Size of Excision Margins and Survival Outcomes in Cutaneous Melanomas
Posted: Thursday, September 19, 2019
According to findings from a nearly 20-year follow-up trial presented in The Lancet, there is reportedly no difference in survival outcomes when comparing 2-cm and 4-cm surgical excision margins for localized cutaneous melanomas thicker than 2 cm. These results, concluded Deborah Utjés, MD, of the Karolinska Institutet, Stockholm, and colleagues, reinforce the current clinical practice of using 2-cm excision margins and confirm previous trial data after a median follow-up of 6.7 years.
“Additionally, analysis stratified by prognostic factors did not reveal any association between survival and narrow versus wide excision margins in these specific subgroups,” the authors observed. “As expected, we found that established prognostic factors, such as male sex and presence of ulceration, were independent predictors of a shorter melanoma-specific survival.”
In this open-label, multicenter randomized, controlled trial, the investigators enrolled 936 clinically staged patients from hospitals across Sweden, Denmark, Estonia, and Norway; they all had localized cutaneous melanomas thicker than 2 mm and a primary site on the trunk or upper and lower extremities. Patients were aged 75 or younger and had either a 2-cm excision margin (471 patients) or 4-cm excision margin (465 patients).
After a median overall follow-up of 19.6 years, 621 of the patients had died, including 304 (49%) from the 2-cm group and 317 (51%) from the 4-cm group.
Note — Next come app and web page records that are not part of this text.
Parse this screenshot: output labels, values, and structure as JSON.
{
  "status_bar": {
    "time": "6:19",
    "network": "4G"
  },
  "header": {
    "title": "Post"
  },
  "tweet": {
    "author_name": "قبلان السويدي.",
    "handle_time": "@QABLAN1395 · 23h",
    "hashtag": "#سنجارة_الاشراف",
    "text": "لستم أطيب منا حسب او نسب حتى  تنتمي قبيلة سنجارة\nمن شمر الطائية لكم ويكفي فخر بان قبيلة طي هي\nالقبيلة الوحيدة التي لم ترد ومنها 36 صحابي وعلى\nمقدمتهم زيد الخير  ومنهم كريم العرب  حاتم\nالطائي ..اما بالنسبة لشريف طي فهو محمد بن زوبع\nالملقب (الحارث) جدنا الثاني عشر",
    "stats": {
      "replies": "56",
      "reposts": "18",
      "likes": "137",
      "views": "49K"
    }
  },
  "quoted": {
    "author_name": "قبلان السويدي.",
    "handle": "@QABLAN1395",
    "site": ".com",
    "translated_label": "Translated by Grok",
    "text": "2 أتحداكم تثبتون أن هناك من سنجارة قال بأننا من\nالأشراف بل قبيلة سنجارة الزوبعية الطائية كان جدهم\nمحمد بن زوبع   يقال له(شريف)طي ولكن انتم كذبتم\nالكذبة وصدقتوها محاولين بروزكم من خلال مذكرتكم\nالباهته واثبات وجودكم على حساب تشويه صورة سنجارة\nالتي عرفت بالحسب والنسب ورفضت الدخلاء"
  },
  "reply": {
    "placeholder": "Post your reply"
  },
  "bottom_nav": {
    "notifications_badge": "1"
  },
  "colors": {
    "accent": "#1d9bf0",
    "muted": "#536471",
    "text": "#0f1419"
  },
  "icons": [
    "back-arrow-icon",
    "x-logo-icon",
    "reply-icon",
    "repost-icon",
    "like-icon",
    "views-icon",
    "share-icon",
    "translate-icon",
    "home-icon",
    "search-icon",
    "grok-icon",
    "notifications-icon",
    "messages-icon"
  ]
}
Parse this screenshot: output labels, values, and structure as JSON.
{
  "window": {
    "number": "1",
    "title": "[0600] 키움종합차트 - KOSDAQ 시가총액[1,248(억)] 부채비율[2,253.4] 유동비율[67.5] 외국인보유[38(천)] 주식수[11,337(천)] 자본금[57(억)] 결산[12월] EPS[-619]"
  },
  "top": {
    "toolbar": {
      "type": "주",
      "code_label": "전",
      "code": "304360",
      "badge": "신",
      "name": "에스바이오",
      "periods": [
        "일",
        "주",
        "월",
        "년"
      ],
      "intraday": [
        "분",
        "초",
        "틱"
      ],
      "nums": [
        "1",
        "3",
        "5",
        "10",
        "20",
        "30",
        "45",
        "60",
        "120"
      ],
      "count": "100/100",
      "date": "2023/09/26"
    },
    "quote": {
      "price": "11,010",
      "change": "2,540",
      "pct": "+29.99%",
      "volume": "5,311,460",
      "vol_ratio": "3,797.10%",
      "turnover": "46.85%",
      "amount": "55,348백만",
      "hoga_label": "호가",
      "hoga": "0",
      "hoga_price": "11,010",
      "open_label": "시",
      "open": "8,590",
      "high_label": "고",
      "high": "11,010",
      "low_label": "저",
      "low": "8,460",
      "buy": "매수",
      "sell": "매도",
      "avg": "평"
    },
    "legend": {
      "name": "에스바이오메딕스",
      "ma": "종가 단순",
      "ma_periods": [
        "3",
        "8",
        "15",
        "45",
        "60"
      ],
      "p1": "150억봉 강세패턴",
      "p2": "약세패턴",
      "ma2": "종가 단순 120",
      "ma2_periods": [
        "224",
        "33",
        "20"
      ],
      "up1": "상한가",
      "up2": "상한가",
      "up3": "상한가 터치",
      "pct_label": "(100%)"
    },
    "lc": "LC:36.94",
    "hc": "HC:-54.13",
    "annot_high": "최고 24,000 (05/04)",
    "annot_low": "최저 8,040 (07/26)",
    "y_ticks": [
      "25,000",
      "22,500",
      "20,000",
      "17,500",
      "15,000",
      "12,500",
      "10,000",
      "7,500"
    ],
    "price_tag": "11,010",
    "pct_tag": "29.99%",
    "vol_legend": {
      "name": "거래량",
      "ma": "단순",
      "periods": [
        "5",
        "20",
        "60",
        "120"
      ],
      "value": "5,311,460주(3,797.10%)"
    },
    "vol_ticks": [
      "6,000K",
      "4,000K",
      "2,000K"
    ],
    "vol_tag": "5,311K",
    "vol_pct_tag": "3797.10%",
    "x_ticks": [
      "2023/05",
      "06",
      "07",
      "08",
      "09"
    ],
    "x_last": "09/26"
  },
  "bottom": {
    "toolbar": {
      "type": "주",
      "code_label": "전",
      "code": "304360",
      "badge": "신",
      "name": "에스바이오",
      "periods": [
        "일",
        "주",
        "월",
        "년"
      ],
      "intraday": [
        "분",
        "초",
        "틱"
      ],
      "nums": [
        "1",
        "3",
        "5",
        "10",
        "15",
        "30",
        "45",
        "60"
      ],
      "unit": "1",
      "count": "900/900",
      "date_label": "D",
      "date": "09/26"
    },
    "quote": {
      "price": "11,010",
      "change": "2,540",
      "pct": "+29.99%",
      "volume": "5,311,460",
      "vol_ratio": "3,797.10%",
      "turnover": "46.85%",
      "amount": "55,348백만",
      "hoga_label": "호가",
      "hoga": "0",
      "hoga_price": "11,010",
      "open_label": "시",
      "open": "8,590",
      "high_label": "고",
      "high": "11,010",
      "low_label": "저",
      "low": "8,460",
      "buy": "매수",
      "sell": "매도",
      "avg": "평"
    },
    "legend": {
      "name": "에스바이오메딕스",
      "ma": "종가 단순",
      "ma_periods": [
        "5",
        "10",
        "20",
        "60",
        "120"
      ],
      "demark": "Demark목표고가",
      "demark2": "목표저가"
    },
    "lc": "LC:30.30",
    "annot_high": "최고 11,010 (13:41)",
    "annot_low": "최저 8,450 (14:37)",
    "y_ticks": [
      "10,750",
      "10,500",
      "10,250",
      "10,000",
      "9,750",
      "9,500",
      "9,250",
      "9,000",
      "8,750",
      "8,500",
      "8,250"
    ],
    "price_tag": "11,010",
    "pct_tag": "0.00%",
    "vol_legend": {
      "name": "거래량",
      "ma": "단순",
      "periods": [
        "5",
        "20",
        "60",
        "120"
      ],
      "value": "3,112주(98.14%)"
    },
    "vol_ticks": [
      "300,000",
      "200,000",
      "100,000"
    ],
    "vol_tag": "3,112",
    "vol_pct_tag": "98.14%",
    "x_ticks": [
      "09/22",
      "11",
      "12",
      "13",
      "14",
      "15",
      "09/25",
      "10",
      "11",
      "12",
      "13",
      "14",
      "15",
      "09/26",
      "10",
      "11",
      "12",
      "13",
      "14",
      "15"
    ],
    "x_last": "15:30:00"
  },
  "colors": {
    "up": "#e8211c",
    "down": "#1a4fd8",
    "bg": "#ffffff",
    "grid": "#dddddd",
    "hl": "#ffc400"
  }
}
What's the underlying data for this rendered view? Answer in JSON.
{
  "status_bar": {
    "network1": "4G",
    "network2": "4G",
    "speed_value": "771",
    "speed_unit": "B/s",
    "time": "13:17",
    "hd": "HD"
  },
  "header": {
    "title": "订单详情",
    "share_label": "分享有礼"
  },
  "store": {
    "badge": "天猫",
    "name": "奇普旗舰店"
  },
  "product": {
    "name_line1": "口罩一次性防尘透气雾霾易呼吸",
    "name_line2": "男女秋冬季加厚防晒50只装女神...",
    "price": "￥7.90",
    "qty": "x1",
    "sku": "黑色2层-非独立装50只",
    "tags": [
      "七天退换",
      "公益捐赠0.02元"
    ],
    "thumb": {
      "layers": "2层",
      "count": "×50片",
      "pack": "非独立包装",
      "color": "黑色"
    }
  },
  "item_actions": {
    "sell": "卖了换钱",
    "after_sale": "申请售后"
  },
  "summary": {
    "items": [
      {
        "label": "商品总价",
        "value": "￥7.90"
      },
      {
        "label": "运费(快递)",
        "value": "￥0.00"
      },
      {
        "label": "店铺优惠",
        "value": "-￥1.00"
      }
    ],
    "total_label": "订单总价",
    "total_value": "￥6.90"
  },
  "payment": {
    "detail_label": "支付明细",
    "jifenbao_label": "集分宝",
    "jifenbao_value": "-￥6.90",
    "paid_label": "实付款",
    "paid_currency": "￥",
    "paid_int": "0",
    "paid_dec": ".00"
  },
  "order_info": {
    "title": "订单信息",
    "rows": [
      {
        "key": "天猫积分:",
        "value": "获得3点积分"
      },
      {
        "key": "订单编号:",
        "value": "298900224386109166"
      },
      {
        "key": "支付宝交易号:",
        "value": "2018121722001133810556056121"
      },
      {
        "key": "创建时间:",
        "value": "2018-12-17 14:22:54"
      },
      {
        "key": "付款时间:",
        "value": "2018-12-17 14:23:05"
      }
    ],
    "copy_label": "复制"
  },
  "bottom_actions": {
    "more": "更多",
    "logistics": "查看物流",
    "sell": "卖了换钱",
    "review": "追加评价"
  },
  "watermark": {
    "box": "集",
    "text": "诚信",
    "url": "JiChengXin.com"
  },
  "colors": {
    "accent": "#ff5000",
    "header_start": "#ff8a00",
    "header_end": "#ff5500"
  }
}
The investigators attributed 397 of the deaths within both cohorts to cutaneous melanoma (192 and 205, respectively). These findings, the authors noted, are in line with the results from a previous trial report, which found no difference in melanoma-specific or overall survival after a median follow-up of 6.7 years.
Disclosure: The study authors reported no conflicts of interest.